‘broadcasting’ operation occupies too much CUDA memory?

When I ran my code with Pycharm, it often gives me a error “CUDA out of memory…”. So I tried to find the reason by code debugging. Mostly, it requires 4513m memory to run the code, but when it comes to the first line (i.e., s=1.0/(1.0+torch.sum((c.unsqueeze(1)-self.msfcae.scale1_mu)**2,dim=2)/self.opt.alpha)) of the following function, the memory will rise to about 10613m. Then I added a line of ‘torch.cuda.empty_cache()’, memory usage will reduce to 7917m, but it will not fundamentally change the situation. It will also give an error in next epoch since the memory requirement is gradually increasing. I thought this may derived from the existance of broadcasting, since c.unsqueeze(1) and self.msfcae.scale1_mu have different shapes. By step-wise debugging, I found torch.sum((c.unsqueeze(1) - self.msfcae.scale1_mu) will increase the memory requirement. Then the square ** will further increase the memory requirement. I do not know why the first line of this function will cost much memory, and could anyone please give me some suggestions to avoid this? Thanks a lot!

def scale1_soft_assign(self,c):
        s = 1.0 / (1.0 + torch.sum((c.unsqueeze(1) - self.msfcae.scale1_mu) ** 2, dim=2) / self.opt.alpha)
        s = s ** (self.opt.alpha + 1.0) / 2.0
        s = s / torch.sum(s, dim=1, keepdim=True)
        return s

Could you calculate the expected memory usage based on the input shapes and the bradcasting?
Are you seeing too much memory usage or would it fit the expected size?

In addition, I debugged the ‘forward’ in https://github.com/eelxpeng/dec-pytorch/blob/master/lib/dec.py that has the same function with our ‘scale1_soft_assign’ and found that the function does not obviously increase the memory.

Hi, thanks for your reply. Should the size be responsible for the cuda usage? The sizes of c.unsqueeze(1) and self.msfcae.scale_mu are respectively [3997696,1,10] and [20,10]. How to calculate the expected memory usage? Or could you please allow me to ask a question: why does it require extra cuda memory for minus operation on two existed cuda tensor? Will the required memory be released in next epoch or increased epoch by epoch? I do not understand the mechanisms behind this. Anyway, I should express my thanks for your continuous help.

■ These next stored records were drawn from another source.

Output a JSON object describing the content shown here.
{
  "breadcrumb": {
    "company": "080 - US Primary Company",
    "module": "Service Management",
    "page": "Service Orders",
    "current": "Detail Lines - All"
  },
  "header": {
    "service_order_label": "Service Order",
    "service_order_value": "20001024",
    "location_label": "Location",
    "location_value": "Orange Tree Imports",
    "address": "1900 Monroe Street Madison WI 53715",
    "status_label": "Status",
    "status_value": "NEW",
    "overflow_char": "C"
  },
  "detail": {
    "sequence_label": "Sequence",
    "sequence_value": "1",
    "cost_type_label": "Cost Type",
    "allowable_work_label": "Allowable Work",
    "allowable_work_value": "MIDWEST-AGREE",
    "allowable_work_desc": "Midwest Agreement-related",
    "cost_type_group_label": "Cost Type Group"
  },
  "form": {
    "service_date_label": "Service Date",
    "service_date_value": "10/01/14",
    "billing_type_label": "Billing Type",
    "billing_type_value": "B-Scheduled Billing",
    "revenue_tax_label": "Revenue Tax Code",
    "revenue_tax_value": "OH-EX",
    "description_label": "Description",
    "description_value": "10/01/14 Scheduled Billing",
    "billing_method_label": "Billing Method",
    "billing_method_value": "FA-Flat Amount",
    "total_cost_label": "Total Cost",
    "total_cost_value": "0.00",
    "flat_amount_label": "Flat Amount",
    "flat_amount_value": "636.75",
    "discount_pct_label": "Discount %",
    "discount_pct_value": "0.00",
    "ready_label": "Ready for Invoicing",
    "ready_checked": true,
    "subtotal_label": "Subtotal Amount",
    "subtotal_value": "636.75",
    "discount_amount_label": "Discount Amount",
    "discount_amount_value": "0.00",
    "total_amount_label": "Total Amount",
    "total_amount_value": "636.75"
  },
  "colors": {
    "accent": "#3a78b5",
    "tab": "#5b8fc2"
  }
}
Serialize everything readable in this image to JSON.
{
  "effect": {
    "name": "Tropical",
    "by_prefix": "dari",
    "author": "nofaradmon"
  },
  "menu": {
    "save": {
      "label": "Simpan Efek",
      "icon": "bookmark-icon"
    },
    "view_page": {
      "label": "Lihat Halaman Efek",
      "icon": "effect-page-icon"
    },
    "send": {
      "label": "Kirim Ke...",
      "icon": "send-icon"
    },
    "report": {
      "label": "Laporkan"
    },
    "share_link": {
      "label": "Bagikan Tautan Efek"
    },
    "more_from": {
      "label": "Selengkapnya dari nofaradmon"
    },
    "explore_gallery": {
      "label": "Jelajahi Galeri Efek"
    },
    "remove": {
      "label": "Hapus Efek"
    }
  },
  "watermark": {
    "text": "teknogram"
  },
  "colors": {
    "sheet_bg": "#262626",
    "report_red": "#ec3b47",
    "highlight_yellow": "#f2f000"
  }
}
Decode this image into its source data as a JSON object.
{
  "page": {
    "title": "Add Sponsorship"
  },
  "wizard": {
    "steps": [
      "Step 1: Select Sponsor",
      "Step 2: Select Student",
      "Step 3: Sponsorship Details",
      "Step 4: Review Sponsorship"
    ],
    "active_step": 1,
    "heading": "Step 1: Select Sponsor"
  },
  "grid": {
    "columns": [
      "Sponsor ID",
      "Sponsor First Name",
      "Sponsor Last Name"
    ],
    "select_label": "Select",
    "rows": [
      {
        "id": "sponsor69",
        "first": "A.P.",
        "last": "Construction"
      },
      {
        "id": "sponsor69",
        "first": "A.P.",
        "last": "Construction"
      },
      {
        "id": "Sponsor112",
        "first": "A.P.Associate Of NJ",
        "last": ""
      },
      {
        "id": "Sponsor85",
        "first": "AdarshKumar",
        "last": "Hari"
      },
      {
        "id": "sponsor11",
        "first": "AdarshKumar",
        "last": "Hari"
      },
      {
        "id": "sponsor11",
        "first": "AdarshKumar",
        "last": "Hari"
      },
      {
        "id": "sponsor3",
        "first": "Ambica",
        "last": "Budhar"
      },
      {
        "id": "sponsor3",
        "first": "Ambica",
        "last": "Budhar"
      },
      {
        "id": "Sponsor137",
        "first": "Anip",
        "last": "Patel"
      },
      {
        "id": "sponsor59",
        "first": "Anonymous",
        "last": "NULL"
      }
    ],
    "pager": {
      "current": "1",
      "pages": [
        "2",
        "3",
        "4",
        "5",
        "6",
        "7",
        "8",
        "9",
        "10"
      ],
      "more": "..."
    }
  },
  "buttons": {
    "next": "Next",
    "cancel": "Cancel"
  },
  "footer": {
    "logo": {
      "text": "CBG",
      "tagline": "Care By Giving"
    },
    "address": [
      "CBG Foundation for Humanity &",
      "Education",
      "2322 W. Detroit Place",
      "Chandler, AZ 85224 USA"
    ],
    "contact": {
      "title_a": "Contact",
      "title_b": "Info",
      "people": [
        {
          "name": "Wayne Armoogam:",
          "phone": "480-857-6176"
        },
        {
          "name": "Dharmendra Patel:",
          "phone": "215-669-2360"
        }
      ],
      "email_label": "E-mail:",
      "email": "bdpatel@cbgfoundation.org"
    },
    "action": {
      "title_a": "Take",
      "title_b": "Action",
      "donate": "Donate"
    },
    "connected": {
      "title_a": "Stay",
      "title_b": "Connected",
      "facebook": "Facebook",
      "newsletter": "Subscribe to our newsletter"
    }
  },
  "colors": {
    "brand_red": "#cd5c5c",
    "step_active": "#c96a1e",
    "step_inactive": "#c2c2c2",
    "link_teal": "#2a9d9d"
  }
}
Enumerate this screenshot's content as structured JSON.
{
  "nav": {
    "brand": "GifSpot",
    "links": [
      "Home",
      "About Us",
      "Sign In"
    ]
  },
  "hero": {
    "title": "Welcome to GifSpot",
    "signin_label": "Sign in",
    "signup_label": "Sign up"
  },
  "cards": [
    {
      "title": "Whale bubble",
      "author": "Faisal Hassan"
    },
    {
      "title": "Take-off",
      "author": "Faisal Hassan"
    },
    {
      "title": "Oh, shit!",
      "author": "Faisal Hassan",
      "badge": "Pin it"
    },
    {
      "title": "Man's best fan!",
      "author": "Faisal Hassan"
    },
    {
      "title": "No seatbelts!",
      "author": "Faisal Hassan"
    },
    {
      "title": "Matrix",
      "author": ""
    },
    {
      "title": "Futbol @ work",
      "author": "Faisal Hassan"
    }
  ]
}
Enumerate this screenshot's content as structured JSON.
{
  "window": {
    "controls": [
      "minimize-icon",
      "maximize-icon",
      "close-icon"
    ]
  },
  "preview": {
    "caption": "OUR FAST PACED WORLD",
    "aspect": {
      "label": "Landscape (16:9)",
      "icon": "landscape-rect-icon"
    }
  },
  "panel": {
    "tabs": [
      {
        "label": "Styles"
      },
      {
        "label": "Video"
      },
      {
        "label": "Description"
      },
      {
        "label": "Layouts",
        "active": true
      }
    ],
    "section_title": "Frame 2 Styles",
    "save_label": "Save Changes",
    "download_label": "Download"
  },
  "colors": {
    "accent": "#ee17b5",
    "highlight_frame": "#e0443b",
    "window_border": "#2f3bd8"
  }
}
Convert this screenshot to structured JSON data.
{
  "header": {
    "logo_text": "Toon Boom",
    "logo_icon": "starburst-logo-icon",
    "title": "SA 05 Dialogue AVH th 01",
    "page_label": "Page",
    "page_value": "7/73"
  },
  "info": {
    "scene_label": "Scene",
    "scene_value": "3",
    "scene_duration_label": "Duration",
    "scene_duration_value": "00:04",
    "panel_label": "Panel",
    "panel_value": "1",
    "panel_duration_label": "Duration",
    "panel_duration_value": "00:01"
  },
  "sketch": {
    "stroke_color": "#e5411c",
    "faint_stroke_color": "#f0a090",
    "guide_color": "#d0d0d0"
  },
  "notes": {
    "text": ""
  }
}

Broadcasting should not increase the memory usage, but you would of course need to store the result.
Here is a small code snippet with similar shapes:

x = torch.randn(30000, 1, 10).cuda()
y = torch.randn(20, 10).cuda()
print('before sub')
print('mem expected in MB: ', (x.nelement() + y.nelement()) * 4 / 1024**2)
print('mem allocated in MB: ', torch.cuda.memory_allocated() / 1024**2)
print('max mem allocated in MR: ', torch.cuda.max_memory_allocated() / 1024**2)

res = x - y
print('after sub')
print('mem expected in MB: ', (x.nelement() + y.nelement() + res.nelement()) * 4 / 1024**2)
print('mem allocated in MB: ', torch.cuda.memory_allocated() / 1024**2)
print('max mem allocated in MR: ', torch.cuda.max_memory_allocated() / 1024**2)


before sub
mem expected in MB:  1.145172119140625
mem allocated in MB:  1.1455078125
max mem allocated in MR:  1.1455078125
after sub
mem expected in MB:  24.033355712890625
mem allocated in MB:  24.03369140625
max mem allocated in MR:  24.03369140625

As you can see, the expected memory matches the allocated and max. allocated memory closely.

The memory usage should not increase over time, if you are using the same shapes.
If you see an increase in memory usage while your model is training, you might accidentally store some tensors with the attached computation graph, e.g. by doing losses.append(loss) during training.
If that’s the case, you should either .detach() the tensors or call .item() on them to get a Python literal.

Your example is really a big help for my understanding. I am not a native English speaker, but I really want to express my sincere thanks for your continuous support!

Good to hear the example is helpful.
Neither am I a native English speaker and we still communicate quite well, so don’t worry about it. :wink: